EU migrants benefit to British public finances: Study
European immigrants to Britain paid more in taxes than they received in benefits over the last decade, according to research published on Wednesday amid a heated debate over EU migration.
London: European immigrants to Britain paid more in taxes than they received in benefits over the last decade, according to research published on Wednesday amid a heated debate over EU migration.
The report, which found that EU migrants contributed a net £20 billion ($32 billion, 26 billion euros) to the public purse between 2001 and 2011, comes during rising political pressure over immigration.
Prime Minister David Cameron has proposed capping numbers of low-skilled migrants from Europe as he tries to counter the mounting challenge from the anti-EU UK Independence Party ahead of a May election.
The proposal has caused friction with Brussels and other European governments.
The academics at University College London found that migrants from the eastern European countries that joined the EU in 2004 -- often singled out by anti-immigration groups as a drain on the exchequer -- made a net fiscal contribution of about £5 billion in the decade to 2011.
Immigrants from the original 15 members of the EU contributed £15 billion.
In comparison, British-born workers made a negative contribution of £591 billion, and immigrants from outside the EU were a net cost of £118 billion.
"A key concern in the public debate on migration is whether immigrants contribute their fair share to the tax and welfare systems," said study co-author and UCL professor Christian Dustmann.
"Our new analysis draws a positive picture of the overall fiscal contribution made by recent immigrant cohorts, particularly of immigrants arriving from the EU."
The European migrants contributed more to the public purse than they took out because they were more likely to work than British-born people and received less state welfare, the study said.
"European immigrants, particularly, both from the new accession countries and the rest of the European Union, make the most substantial contributions," Dustmann added.

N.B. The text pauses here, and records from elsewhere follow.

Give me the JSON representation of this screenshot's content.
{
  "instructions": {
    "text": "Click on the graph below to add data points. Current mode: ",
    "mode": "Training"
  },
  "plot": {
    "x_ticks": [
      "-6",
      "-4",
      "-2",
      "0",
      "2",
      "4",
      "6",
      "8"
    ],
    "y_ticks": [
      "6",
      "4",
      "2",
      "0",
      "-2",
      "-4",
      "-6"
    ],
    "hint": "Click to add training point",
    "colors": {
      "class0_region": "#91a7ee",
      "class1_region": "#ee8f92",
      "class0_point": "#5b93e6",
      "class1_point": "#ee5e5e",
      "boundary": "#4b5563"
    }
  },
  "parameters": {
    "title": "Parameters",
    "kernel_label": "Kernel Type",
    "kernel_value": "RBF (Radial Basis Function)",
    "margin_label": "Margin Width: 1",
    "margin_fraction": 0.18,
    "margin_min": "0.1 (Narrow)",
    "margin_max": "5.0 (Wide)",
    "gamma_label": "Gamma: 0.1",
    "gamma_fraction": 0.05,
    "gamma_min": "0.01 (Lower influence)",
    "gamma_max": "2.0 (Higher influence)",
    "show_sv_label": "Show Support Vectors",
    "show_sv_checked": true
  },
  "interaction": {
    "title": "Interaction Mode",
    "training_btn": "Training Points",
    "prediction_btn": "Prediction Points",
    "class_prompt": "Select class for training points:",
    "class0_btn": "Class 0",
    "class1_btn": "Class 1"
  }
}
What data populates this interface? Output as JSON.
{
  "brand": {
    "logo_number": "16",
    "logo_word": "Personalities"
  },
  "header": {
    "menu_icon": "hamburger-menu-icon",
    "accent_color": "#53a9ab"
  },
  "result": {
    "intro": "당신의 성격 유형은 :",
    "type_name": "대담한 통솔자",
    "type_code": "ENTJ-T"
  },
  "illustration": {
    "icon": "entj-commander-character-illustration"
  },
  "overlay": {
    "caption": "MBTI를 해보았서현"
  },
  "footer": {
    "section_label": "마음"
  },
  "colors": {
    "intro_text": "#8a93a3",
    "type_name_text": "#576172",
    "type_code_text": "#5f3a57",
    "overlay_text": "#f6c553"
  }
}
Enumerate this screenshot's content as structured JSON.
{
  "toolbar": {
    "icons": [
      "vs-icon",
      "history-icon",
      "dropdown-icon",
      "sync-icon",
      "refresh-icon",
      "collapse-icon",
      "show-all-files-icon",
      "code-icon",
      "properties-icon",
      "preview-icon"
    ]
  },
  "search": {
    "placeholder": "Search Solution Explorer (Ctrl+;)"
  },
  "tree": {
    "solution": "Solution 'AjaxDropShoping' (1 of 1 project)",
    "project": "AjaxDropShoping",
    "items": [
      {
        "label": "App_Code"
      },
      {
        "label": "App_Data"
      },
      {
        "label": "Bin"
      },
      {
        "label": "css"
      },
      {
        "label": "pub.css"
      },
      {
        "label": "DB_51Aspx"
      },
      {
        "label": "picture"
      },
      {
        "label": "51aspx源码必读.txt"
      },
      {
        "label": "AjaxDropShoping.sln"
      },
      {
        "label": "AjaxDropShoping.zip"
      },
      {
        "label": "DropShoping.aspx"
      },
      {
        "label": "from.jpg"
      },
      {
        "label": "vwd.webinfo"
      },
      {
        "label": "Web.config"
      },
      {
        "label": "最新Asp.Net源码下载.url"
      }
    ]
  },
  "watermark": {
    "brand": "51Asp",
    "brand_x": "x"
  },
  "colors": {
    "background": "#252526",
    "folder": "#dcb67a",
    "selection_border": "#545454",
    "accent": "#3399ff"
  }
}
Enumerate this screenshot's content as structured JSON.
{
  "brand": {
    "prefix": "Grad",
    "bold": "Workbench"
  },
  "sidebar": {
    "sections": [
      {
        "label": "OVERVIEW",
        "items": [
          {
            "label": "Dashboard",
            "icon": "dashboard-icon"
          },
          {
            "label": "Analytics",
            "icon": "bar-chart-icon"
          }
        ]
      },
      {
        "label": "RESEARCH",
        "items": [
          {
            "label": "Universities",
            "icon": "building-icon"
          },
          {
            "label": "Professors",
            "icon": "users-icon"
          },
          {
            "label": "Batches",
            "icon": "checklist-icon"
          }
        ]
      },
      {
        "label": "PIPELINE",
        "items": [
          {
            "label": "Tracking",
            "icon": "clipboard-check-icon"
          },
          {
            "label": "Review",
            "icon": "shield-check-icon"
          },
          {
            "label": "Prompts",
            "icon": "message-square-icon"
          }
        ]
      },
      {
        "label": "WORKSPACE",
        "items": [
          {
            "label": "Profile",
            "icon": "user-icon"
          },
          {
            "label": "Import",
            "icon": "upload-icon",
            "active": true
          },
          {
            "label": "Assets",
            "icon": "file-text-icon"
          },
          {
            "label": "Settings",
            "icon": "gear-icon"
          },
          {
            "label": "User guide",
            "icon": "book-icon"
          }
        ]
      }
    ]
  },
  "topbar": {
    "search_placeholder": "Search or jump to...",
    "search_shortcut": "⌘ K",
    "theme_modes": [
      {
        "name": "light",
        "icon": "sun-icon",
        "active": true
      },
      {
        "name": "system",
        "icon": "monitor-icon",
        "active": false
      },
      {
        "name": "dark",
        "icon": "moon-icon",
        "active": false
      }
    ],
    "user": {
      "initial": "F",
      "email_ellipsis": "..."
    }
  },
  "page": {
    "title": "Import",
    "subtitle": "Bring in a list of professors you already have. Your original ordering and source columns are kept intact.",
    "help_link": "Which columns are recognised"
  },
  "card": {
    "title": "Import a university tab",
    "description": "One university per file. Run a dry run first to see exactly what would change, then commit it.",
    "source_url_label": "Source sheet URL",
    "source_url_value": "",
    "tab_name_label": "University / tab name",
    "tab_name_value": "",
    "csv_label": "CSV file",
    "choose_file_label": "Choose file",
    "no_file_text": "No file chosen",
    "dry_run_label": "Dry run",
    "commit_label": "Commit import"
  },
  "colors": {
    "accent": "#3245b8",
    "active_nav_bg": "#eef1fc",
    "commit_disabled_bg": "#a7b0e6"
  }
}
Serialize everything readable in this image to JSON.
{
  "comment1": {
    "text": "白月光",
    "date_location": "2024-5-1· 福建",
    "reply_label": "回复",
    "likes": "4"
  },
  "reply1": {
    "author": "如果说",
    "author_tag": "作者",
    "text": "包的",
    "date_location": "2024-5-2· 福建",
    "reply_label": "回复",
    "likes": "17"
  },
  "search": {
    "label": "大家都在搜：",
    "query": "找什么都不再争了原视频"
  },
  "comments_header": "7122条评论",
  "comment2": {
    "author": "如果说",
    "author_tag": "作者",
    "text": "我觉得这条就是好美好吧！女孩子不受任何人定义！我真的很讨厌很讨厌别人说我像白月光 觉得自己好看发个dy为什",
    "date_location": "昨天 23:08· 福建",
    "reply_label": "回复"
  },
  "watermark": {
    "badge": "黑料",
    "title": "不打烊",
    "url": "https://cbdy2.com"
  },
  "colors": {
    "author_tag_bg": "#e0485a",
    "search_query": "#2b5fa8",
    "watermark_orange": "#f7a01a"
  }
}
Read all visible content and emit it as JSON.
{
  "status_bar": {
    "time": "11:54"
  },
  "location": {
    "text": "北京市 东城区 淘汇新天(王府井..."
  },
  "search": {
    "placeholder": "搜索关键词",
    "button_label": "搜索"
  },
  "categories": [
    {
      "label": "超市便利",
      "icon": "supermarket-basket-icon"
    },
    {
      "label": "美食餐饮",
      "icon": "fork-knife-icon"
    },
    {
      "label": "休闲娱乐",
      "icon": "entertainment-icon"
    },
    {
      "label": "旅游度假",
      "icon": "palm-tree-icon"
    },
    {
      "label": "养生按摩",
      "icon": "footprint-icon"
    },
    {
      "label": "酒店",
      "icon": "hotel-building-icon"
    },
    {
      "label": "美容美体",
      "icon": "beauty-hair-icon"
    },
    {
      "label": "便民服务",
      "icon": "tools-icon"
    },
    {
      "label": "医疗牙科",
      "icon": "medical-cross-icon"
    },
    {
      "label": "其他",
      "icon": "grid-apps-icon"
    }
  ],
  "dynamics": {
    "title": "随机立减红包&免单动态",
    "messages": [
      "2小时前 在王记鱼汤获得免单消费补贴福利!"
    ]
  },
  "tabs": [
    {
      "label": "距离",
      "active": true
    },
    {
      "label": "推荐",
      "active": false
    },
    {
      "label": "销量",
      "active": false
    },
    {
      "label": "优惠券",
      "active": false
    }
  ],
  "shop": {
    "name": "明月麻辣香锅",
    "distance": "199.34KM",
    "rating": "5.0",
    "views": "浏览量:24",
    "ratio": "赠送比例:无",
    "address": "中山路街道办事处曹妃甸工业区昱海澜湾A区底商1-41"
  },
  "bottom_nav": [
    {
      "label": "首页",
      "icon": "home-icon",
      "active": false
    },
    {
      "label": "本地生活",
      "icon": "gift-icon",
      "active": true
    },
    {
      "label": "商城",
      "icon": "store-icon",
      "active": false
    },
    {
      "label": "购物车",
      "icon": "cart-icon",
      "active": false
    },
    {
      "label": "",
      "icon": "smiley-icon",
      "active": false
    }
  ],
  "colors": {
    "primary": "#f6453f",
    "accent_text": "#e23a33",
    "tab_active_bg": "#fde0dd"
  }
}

The chairman of immigration group MigrationWatch UK Andrew Green played down the report, saying it confirmed that immigration overall was a net cost to Britain over the last 17 years.
"As for recent European migrants, even on their own figures, which we dispute, their contribution to the exchequer amounts to less than £1 a week per head of our population," Green said.
German Chancellor Angela Merkel reportedly warned Cameron this week that he was approaching the "point of no return" with proposals to restrict immigration.
A spokesman for Merkel said that free movement of people in the EU was "not negotiable" for Germany.
Cameron has vowed to renegotiate the terms of Britain`s membership of the bloc, before holding a referendum in 2017 on whether to leave, if he is re-elected in six month`s time.